For a country with creative industries that are the envy of the world, we've got a baffling blind spot when it comes to arts education. Education secretary Gavin Williamson is proposing a 50% cut for university arts subjects, in favour of "more valuable" courses. Perhaps he's been talking to the teacher who advised our ECD, Rich Denney, to drop his ideas of being an actor or artist, and "get yourself a trade, son". They'd both be happier if students were picking "strategic priorities" like a vocational course, science or maths.
Well, let's look at the maths then. The plan is to cut £17m from arts education each year. I'm sure that money can be put to good use, and you won't find me arguing we don't need more scientists or nurses. But here's another number – £13m. That's the amount that the creative industries contribute to the UK economy.
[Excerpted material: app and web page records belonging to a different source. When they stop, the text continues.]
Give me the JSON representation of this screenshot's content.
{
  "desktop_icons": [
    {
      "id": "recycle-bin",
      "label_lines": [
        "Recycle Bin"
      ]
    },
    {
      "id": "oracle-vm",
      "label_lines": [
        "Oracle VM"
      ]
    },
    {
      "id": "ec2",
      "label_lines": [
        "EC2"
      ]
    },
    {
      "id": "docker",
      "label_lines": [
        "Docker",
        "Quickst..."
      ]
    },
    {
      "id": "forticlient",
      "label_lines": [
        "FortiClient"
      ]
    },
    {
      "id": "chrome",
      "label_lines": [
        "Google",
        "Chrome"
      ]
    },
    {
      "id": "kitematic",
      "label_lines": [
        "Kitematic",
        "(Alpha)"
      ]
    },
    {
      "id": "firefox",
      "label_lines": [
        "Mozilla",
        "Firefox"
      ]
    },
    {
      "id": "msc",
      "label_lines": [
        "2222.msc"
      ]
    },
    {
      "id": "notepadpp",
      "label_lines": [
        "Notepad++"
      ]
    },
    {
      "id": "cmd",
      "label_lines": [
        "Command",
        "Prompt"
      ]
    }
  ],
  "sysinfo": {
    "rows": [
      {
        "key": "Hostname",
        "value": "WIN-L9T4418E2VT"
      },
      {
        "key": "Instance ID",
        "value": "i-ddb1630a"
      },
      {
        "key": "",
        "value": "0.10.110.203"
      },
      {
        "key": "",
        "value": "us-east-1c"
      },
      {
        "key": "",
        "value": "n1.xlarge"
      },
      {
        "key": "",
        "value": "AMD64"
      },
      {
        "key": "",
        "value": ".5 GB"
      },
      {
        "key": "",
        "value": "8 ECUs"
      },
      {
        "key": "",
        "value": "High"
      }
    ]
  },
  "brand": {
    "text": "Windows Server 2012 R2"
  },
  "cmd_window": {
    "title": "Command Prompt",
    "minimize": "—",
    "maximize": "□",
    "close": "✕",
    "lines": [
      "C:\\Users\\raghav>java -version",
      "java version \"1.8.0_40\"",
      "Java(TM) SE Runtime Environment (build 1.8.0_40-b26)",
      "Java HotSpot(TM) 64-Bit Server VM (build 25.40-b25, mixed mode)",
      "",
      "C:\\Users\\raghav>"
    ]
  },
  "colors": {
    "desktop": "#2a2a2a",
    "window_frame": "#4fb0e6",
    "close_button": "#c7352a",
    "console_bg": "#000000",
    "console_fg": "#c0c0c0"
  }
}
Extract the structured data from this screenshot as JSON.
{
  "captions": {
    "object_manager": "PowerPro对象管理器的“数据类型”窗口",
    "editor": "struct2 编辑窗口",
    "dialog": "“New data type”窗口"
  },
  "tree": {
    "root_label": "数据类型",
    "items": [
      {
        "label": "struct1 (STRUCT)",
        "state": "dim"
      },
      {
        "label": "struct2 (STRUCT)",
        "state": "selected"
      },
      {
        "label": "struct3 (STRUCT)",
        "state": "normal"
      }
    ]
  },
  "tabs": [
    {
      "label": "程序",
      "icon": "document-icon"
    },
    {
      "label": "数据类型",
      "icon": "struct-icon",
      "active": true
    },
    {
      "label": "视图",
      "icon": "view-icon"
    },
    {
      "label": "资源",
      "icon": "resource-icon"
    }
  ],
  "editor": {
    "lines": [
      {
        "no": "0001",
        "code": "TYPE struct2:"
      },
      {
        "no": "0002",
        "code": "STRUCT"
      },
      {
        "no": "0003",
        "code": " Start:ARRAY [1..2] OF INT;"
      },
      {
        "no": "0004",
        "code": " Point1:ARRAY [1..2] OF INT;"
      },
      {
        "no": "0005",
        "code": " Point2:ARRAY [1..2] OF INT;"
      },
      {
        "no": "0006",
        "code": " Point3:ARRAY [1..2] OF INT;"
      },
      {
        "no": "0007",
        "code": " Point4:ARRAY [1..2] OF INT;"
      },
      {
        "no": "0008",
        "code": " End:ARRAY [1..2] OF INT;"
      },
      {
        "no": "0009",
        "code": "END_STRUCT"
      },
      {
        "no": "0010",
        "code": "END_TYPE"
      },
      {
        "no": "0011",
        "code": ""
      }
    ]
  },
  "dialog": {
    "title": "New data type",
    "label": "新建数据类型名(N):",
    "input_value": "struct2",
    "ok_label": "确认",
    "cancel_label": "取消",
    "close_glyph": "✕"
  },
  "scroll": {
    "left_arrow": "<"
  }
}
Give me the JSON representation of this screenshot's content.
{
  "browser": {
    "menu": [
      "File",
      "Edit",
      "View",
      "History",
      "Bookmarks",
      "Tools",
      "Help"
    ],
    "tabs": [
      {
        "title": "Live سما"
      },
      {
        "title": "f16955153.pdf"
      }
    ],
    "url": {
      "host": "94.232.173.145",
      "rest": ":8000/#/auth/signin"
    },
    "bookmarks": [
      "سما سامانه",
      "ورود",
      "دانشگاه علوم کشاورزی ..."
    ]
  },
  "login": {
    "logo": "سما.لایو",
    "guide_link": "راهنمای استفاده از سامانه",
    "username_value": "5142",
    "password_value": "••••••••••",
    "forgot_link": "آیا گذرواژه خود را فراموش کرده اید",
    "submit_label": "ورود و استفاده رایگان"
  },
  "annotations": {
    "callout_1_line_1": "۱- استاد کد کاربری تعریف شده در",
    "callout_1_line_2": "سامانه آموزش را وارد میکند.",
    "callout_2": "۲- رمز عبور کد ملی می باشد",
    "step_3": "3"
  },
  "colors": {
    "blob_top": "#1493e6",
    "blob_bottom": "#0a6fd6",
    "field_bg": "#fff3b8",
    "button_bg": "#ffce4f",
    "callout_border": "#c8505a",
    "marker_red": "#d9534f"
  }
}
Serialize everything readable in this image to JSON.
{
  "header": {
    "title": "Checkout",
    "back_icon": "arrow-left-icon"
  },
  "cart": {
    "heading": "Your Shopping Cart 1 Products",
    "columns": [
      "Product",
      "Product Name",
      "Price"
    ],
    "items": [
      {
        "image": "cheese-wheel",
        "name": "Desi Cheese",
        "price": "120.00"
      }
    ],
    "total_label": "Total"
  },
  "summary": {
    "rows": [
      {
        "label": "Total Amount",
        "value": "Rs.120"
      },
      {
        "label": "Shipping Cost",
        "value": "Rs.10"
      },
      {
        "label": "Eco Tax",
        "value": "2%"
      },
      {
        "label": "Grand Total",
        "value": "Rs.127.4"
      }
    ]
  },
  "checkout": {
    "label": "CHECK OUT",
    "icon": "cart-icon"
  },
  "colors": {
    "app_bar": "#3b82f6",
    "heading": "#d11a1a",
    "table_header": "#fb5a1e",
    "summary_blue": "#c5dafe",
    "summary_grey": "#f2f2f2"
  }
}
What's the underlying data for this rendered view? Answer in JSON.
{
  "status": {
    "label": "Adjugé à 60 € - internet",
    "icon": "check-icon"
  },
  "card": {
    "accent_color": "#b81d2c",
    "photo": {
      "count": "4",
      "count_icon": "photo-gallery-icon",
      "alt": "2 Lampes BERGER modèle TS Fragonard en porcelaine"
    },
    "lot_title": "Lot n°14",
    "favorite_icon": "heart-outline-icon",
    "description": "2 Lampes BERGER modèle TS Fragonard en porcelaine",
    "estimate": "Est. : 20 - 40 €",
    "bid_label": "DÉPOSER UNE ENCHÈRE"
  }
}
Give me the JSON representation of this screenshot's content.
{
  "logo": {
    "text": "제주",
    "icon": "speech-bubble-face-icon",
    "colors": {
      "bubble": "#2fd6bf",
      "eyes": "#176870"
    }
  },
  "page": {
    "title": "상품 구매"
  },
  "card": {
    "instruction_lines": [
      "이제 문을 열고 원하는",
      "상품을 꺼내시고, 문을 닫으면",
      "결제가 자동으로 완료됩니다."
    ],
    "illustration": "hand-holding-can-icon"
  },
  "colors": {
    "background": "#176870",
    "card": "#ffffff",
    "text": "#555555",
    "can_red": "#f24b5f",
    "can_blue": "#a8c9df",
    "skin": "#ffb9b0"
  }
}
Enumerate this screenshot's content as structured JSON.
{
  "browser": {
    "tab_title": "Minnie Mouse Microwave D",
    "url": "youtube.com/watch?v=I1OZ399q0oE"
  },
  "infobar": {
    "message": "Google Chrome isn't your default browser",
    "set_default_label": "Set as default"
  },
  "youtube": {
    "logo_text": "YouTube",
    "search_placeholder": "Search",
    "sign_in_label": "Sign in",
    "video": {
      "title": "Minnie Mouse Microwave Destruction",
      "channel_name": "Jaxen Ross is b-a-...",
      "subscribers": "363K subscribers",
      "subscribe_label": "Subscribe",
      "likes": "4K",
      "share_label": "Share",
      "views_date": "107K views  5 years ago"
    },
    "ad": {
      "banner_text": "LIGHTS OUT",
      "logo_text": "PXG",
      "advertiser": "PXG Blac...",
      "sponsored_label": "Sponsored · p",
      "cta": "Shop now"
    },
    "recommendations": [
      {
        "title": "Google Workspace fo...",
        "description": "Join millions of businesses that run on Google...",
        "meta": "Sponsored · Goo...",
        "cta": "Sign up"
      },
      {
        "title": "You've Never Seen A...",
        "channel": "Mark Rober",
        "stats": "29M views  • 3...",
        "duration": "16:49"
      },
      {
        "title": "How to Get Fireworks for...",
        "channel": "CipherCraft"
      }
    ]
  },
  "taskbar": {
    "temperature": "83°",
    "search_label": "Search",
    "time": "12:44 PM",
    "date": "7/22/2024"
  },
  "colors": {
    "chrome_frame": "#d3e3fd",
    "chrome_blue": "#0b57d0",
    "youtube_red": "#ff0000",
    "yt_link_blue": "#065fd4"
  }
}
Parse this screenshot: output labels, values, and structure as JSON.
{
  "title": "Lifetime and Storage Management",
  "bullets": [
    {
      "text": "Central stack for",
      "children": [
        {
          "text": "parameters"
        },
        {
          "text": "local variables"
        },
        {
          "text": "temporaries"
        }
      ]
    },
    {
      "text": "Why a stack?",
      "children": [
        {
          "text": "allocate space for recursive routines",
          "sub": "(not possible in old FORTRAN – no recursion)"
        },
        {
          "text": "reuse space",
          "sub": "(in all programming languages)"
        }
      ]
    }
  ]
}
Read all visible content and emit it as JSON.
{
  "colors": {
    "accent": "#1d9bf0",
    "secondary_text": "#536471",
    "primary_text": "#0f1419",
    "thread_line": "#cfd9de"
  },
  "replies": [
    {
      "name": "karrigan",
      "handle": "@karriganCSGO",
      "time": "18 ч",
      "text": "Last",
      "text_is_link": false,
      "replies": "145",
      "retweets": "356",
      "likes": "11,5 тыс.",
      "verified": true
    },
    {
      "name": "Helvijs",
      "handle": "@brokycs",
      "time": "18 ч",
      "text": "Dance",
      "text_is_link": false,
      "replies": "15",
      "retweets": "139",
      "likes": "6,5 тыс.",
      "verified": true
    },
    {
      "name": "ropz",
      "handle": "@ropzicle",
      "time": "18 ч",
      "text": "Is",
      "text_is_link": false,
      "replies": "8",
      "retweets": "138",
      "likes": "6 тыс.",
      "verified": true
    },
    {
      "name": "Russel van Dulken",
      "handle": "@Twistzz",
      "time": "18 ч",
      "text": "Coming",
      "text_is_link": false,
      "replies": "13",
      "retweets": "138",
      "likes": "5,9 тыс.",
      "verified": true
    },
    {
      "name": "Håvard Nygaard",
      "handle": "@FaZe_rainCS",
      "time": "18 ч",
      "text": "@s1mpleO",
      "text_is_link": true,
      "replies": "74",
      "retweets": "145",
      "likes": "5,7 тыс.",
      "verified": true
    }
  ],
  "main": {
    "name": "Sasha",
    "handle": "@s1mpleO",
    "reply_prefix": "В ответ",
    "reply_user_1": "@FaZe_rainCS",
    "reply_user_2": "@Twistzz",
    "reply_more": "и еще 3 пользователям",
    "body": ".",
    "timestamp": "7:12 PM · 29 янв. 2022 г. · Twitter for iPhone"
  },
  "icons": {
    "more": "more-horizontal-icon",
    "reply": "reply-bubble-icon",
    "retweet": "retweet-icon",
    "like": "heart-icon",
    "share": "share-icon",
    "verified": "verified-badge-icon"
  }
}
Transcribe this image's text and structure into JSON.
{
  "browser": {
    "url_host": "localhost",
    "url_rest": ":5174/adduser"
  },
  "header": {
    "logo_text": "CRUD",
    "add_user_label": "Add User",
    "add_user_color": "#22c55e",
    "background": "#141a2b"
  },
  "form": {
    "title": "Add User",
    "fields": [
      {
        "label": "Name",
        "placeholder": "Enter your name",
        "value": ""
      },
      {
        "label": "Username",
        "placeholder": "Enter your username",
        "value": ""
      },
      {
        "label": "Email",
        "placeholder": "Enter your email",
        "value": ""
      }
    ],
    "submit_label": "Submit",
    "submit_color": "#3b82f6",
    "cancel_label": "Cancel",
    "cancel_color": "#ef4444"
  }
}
Not every year, but every hour. Prior to the pandemic, the creative sector was growing five times faster than the overall economy, with advertising and marketing delivering a quarter of that growth. The money to train nurses and engineers has to come from somewhere, and politicians are fond of telling us there is no magical money tree. But if you squint at the creative industries, where dreams and ideas are turned into £111.7 billion each year, it comes pretty close. Is it really wise to stop watering it?
For us, the issue is close to home. We're named St Luke's after the patron saint of the arts for a reason – we believe in the power of creativity to help businesses thrive. But we can only do that because smart kids, often from working class backgrounds, are able to get an arts education. Advertising has always been battling against voices like Rich's teacher, who wanted him to swap his layout pad for a screwdriver. Thankfully, enough of them are stubborn enough to ignore this helpful advice and go on to art college.
We need more of them, not fewer. And we need people from every kind of background to choose the arts – and to choose advertising. Everyone reading this will be striving to attract a broader, more diverse set of talent. We know it makes business sense for our agencies, and our industry. At St Luke's, we work hard to open the door to diverse talent, paying the London Living Wage to our creative placements and interns (along with everyone else in the building). We offer a "Gateway" internship to encourage more BAME people to explore a career in advertising. But those efforts won't make much of a difference if the only students with arts degrees are the ones whose mums and dads can fund it.
So maybe it is time for Mr Williamson to redo his sums? If not, we're headed for a less diverse industry, and the whole country will be poorer for it.
Dan Hulse is chief strategy officer at St Luke’s